Table_3_Characteristics and Functions of the Yip1 Domain Family (YIPF), Multi-Span Transmembrane Proteins Mainly Localized to the Golgi Apparatus.DOCX
Yip1 domain family (YIPF) proteins are multi-span, transmembrane proteins mainly localized in the Golgi apparatus. YIPF proteins have been found in virtually all eukaryotes, suggesting that they have essential function(s). Saccharomyces cerevisiae contains four YIPFs: Yip1p, Yif1p, Yip4p, and Yip5p. Early analyses in S. cerevisiae indicated that Yip1p and Yif1p bind to each other and play a role in budding of transport vesicles and/or fusion of vesicles to target membranes. However, the molecular basis of their functions remains unclear.

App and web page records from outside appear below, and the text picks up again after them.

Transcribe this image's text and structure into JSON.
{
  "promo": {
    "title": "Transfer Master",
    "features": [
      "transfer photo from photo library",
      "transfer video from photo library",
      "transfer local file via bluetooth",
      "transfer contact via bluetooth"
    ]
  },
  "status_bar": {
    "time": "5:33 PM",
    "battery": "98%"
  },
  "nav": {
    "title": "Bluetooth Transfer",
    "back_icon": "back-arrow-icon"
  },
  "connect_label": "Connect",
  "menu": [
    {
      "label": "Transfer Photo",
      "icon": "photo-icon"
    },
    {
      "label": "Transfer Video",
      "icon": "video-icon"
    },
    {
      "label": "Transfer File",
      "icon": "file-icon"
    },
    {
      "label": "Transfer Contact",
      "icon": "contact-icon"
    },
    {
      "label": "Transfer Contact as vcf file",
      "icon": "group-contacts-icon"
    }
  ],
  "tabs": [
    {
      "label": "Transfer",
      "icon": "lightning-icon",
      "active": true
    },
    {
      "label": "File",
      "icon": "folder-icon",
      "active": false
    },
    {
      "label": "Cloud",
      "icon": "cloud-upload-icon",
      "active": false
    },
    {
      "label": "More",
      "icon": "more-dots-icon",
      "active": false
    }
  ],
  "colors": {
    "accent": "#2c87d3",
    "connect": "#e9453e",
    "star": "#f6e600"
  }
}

Analysis of YIPF proteins in mammalian cells has yielded significant clues about the function of these proteins. Human cells have nine family members that appear to have overlapping functions. These YIPF proteins are divided into two sub-families: YIPFα/Yip1p and YIPFβ/Yif1p. A YIPFα molecule forms a complex with a specific partner YIPFβ molecule. In the most broadly hypothesized scenario, a basic tetramer complex is formed from two molecules of each partner YIPF protein, and this tetramer forms a higher order oligomer. Three distinct YIPF protein complexes are formed from pairs of YIPFα and YIPFβ proteins. These are differently localized in either the early, middle, or late compartments of the Golgi apparatus and are recycled between adjacent compartments. Because a YIPF protein is predicted to have five transmembrane segments, a YIPF tetramer complex is predicted to have 20 transmembrane segments. This high number of transmembrane segments suggests that YIPF complexes function as channels, transporters, or transmembrane receptors. Here, the evidence from functional studies of YIPF proteins obtained during the last two decades is summarized and discussed.